Directions »
Answer with a number only: how many lines of the data contain "Cancel"?

⁂

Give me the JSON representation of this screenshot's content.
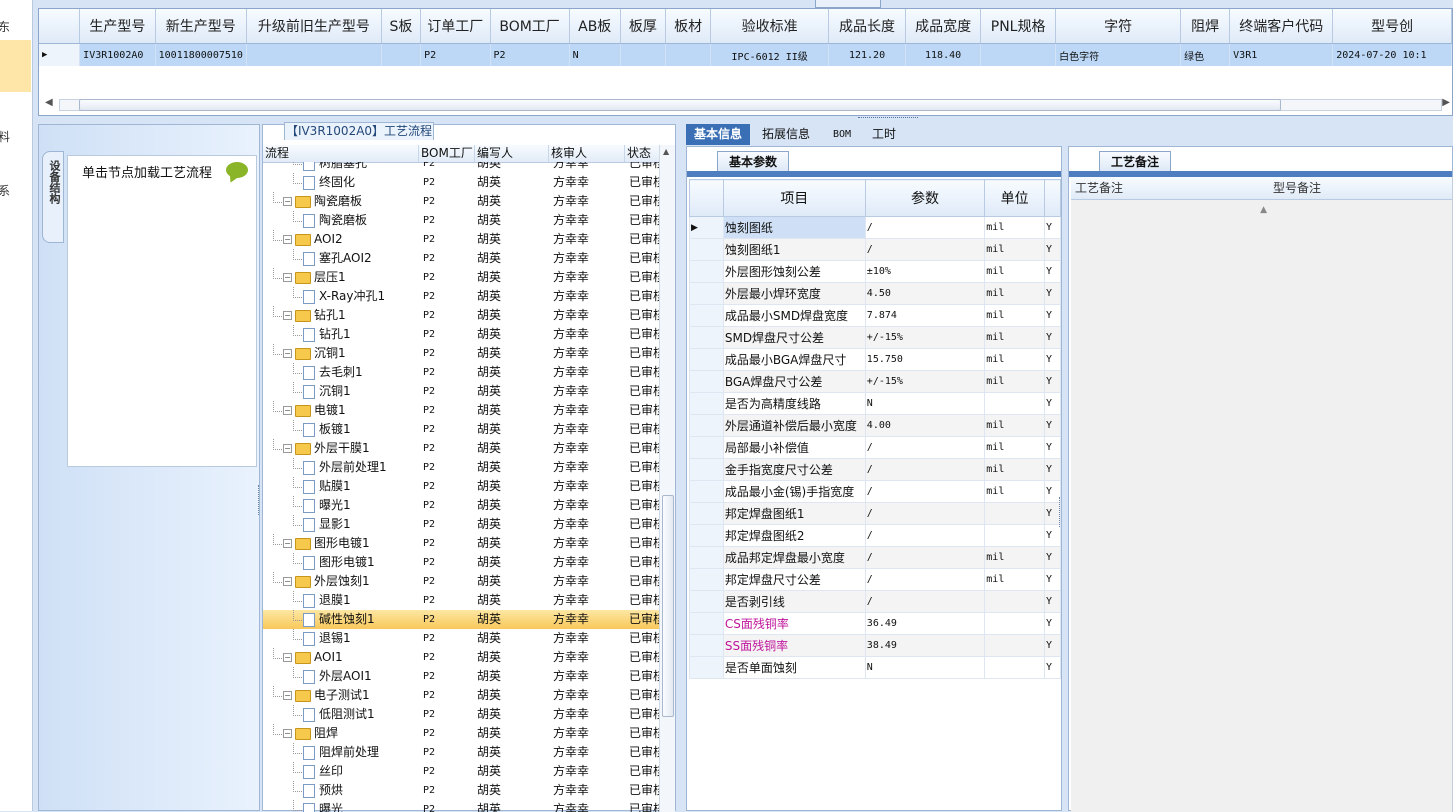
{
  "left_nav": {
    "items": [
      "东",
      "料",
      "系"
    ]
  },
  "top_grid": {
    "columns": [
      "生产型号",
      "新生产型号",
      "升级前旧生产型号",
      "S板",
      "订单工厂",
      "BOM工厂",
      "AB板",
      "板厚",
      "板材",
      "验收标准",
      "成品长度",
      "成品宽度",
      "PNL规格",
      "字符",
      "阻焊",
      "终端客户代码",
      "型号创"
    ],
    "row": [
      "IV3R1002A0",
      "10011800007510",
      "",
      "",
      "P2",
      "P2",
      "N",
      "",
      "",
      "IPC-6012 II级",
      "121.20",
      "118.40",
      "",
      "白色字符",
      "绿色",
      "V3R1",
      "2024-07-20 10:1"
    ]
  },
  "struct_panel": {
    "vertical_tab": "设备结构",
    "hint": "单击节点加载工艺流程"
  },
  "tree_panel": {
    "title": "【IV3R1002A0】工艺流程",
    "headers": [
      "流程",
      "BOM工厂",
      "编写人",
      "核审人",
      "状态"
    ],
    "rows": [
      {
        "lvl": 2,
        "name": "树脂塞孔",
        "bom": "P2",
        "w": "胡英",
        "r": "方幸幸",
        "s": "已审核"
      },
      {
        "lvl": 2,
        "name": "终固化",
        "bom": "P2",
        "w": "胡英",
        "r": "方幸幸",
        "s": "已审核"
      },
      {
        "lvl": 1,
        "name": "陶瓷磨板",
        "bom": "P2",
        "w": "胡英",
        "r": "方幸幸",
        "s": "已审核"
      },
      {
        "lvl": 2,
        "name": "陶瓷磨板",
        "bom": "P2",
        "w": "胡英",
        "r": "方幸幸",
        "s": "已审核"
      },
      {
        "lvl": 1,
        "name": "AOI2",
        "bom": "P2",
        "w": "胡英",
        "r": "方幸幸",
        "s": "已审核"
      },
      {
        "lvl": 2,
        "name": "塞孔AOI2",
        "bom": "P2",
        "w": "胡英",
        "r": "方幸幸",
        "s": "已审核"
      },
      {
        "lvl": 1,
        "name": "层压1",
        "bom": "P2",
        "w": "胡英",
        "r": "方幸幸",
        "s": "已审核"
      },
      {
        "lvl": 2,
        "name": "X-Ray冲孔1",
        "bom": "P2",
        "w": "胡英",
        "r": "方幸幸",
        "s": "已审核"
      },
      {
        "lvl": 1,
        "name": "钻孔1",
        "bom": "P2",
        "w": "胡英",
        "r": "方幸幸",
        "s": "已审核"
      },
      {
        "lvl": 2,
        "name": "钻孔1",
        "bom": "P2",
        "w": "胡英",
        "r": "方幸幸",
        "s": "已审核"
      },
      {
        "lvl": 1,
        "name": "沉铜1",
        "bom": "P2",
        "w": "胡英",
        "r": "方幸幸",
        "s": "已审核"
      },
      {
        "lvl": 2,
        "name": "去毛刺1",
        "bom": "P2",
        "w": "胡英",
        "r": "方幸幸",
        "s": "已审核"
      },
      {
        "lvl": 2,
        "name": "沉铜1",
        "bom": "P2",
        "w": "胡英",
        "r": "方幸幸",
        "s": "已审核"
      },
      {
        "lvl": 1,
        "name": "电镀1",
        "bom": "P2",
        "w": "胡英",
        "r": "方幸幸",
        "s": "已审核"
      },
      {
        "lvl": 2,
        "name": "板镀1",
        "bom": "P2",
        "w": "胡英",
        "r": "方幸幸",
        "s": "已审核"
      },
      {
        "lvl": 1,
        "name": "外层干膜1",
        "bom": "P2",
        "w": "胡英",
        "r": "方幸幸",
        "s": "已审核"
      },
      {
        "lvl": 2,
        "name": "外层前处理1",
        "bom": "P2",
        "w": "胡英",
        "r": "方幸幸",
        "s": "已审核"
      },
      {
        "lvl": 2,
        "name": "贴膜1",
        "bom": "P2",
        "w": "胡英",
        "r": "方幸幸",
        "s": "已审核"
      },
      {
        "lvl": 2,
        "name": "曝光1",
        "bom": "P2",
        "w": "胡英",
        "r": "方幸幸",
        "s": "已审核"
      },
      {
        "lvl": 2,
        "name": "显影1",
        "bom": "P2",
        "w": "胡英",
        "r": "方幸幸",
        "s": "已审核"
      },
      {
        "lvl": 1,
        "name": "图形电镀1",
        "bom": "P2",
        "w": "胡英",
        "r": "方幸幸",
        "s": "已审核"
      },
      {
        "lvl": 2,
        "name": "图形电镀1",
        "bom": "P2",
        "w": "胡英",
        "r": "方幸幸",
        "s": "已审核"
      },
      {
        "lvl": 1,
        "name": "外层蚀刻1",
        "bom": "P2",
        "w": "胡英",
        "r": "方幸幸",
        "s": "已审核"
      },
      {
        "lvl": 2,
        "name": "退膜1",
        "bom": "P2",
        "w": "胡英",
        "r": "方幸幸",
        "s": "已审核"
      },
      {
        "lvl": 2,
        "name": "碱性蚀刻1",
        "bom": "P2",
        "w": "胡英",
        "r": "方幸幸",
        "s": "已审核",
        "sel": true
      },
      {
        "lvl": 2,
        "name": "退锡1",
        "bom": "P2",
        "w": "胡英",
        "r": "方幸幸",
        "s": "已审核"
      },
      {
        "lvl": 1,
        "name": "AOI1",
        "bom": "P2",
        "w": "胡英",
        "r": "方幸幸",
        "s": "已审核"
      },
      {
        "lvl": 2,
        "name": "外层AOI1",
        "bom": "P2",
        "w": "胡英",
        "r": "方幸幸",
        "s": "已审核"
      },
      {
        "lvl": 1,
        "name": "电子测试1",
        "bom": "P2",
        "w": "胡英",
        "r": "方幸幸",
        "s": "已审核"
      },
      {
        "lvl": 2,
        "name": "低阻测试1",
        "bom": "P2",
        "w": "胡英",
        "r": "方幸幸",
        "s": "已审核"
      },
      {
        "lvl": 1,
        "name": "阻焊",
        "bom": "P2",
        "w": "胡英",
        "r": "方幸幸",
        "s": "已审核"
      },
      {
        "lvl": 2,
        "name": "阻焊前处理",
        "bom": "P2",
        "w": "胡英",
        "r": "方幸幸",
        "s": "已审核"
      },
      {
        "lvl": 2,
        "name": "丝印",
        "bom": "P2",
        "w": "胡英",
        "r": "方幸幸",
        "s": "已审核"
      },
      {
        "lvl": 2,
        "name": "预烘",
        "bom": "P2",
        "w": "胡英",
        "r": "方幸幸",
        "s": "已审核"
      },
      {
        "lvl": 2,
        "name": "曝光",
        "bom": "P2",
        "w": "胡英",
        "r": "方幸幸",
        "s": "已审核"
      }
    ]
  },
  "main_tabs": [
    "基本信息",
    "拓展信息",
    "BOM",
    "工时"
  ],
  "basic": {
    "title": "基本参数",
    "headers": [
      "项目",
      "参数",
      "单位"
    ],
    "rows": [
      {
        "item": "蚀刻图纸",
        "param": "/",
        "unit": "mil",
        "flag": "Y"
      },
      {
        "item": "蚀刻图纸1",
        "param": "/",
        "unit": "mil",
        "flag": "Y"
      },
      {
        "item": "外层图形蚀刻公差",
        "param": "±10%",
        "unit": "mil",
        "flag": "Y"
      },
      {
        "item": "外层最小焊环宽度",
        "param": "4.50",
        "unit": "mil",
        "flag": "Y"
      },
      {
        "item": "成品最小SMD焊盘宽度",
        "param": "7.874",
        "unit": "mil",
        "flag": "Y"
      },
      {
        "item": "SMD焊盘尺寸公差",
        "param": "+/-15%",
        "unit": "mil",
        "flag": "Y"
      },
      {
        "item": "成品最小BGA焊盘尺寸",
        "param": "15.750",
        "unit": "mil",
        "flag": "Y"
      },
      {
        "item": "BGA焊盘尺寸公差",
        "param": "+/-15%",
        "unit": "mil",
        "flag": "Y"
      },
      {
        "item": "是否为高精度线路",
        "param": "N",
        "unit": "",
        "flag": "Y"
      },
      {
        "item": "外层通道补偿后最小宽度",
        "param": "4.00",
        "unit": "mil",
        "flag": "Y"
      },
      {
        "item": "局部最小补偿值",
        "param": "/",
        "unit": "mil",
        "flag": "Y"
      },
      {
        "item": "金手指宽度尺寸公差",
        "param": "/",
        "unit": "mil",
        "flag": "Y"
      },
      {
        "item": "成品最小金(锡)手指宽度",
        "param": "/",
        "unit": "mil",
        "flag": "Y"
      },
      {
        "item": "邦定焊盘图纸1",
        "param": "/",
        "unit": "",
        "flag": "Y"
      },
      {
        "item": "邦定焊盘图纸2",
        "param": "/",
        "unit": "",
        "flag": "Y"
      },
      {
        "item": "成品邦定焊盘最小宽度",
        "param": "/",
        "unit": "mil",
        "flag": "Y"
      },
      {
        "item": "邦定焊盘尺寸公差",
        "param": "/",
        "unit": "mil",
        "flag": "Y"
      },
      {
        "item": "是否剥引线",
        "param": "/",
        "unit": "",
        "flag": "Y"
      },
      {
        "item": "CS面残铜率",
        "param": "36.49",
        "unit": "",
        "flag": "Y",
        "pink": true
      },
      {
        "item": "SS面残铜率",
        "param": "38.49",
        "unit": "",
        "flag": "Y",
        "pink": true
      },
      {
        "item": "是否单面蚀刻",
        "param": "N",
        "unit": "",
        "flag": "Y"
      }
    ]
  },
  "remarks": {
    "title": "工艺备注",
    "col1": "工艺备注",
    "col2": "型号备注"
  }
}
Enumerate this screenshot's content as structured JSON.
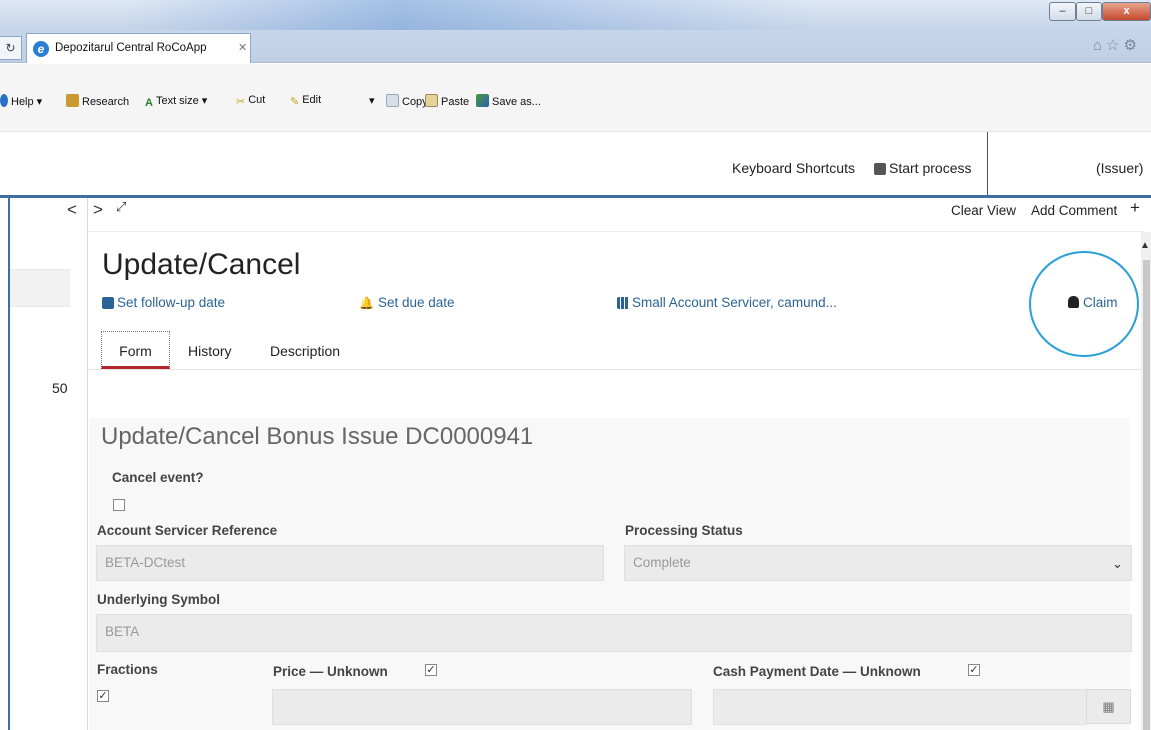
{
  "browser": {
    "tab_title": "Depozitarul Central RoCoApp",
    "tab_close": "✕",
    "refresh_icon": "↻",
    "window_buttons": {
      "minimize": "–",
      "maximize": "□",
      "close": "x"
    },
    "toolbar_icons": "⌂☆⚙"
  },
  "command_bar": {
    "help": "Help ▾",
    "research": "Research",
    "text_size": "Text size ▾",
    "cut": "Cut",
    "edit": "Edit",
    "edit_dropdown": "▾",
    "copy": "Copy",
    "paste": "Paste",
    "save_as": "Save as..."
  },
  "app_header": {
    "keyboard_shortcuts": "Keyboard Shortcuts",
    "start_process": "Start process",
    "user_role": "(Issuer)"
  },
  "left_panel": {
    "count": "50"
  },
  "task_nav": {
    "prev": "<",
    "next": ">",
    "expand": "⤢",
    "clear_view": "Clear View",
    "add_comment": "Add Comment",
    "add_comment_plus": "+"
  },
  "task": {
    "title": "Update/Cancel",
    "follow_up": "Set follow-up date",
    "due_date": "Set due date",
    "candidate_groups": "Small Account Servicer, camund...",
    "claim": "Claim",
    "tabs": [
      "Form",
      "History",
      "Description"
    ]
  },
  "form": {
    "title": "Update/Cancel Bonus Issue DC0000941",
    "cancel_event_label": "Cancel event?",
    "account_servicer_reference_label": "Account Servicer Reference",
    "account_servicer_reference_value": "BETA-DCtest",
    "processing_status_label": "Processing Status",
    "processing_status_value": "Complete",
    "underlying_symbol_label": "Underlying Symbol",
    "underlying_symbol_value": "BETA",
    "fractions_label": "Fractions",
    "price_label": "Price  —  Unknown",
    "cash_payment_date_label": "Cash Payment Date  —  Unknown",
    "check_mark": "✓"
  },
  "colors": {
    "accent_blue": "#3d6fa5",
    "link_blue": "#2a6496",
    "tab_underline": "#b4242c",
    "claim_highlight": "#2a9fd8"
  }
}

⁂

Answer to this problem »
3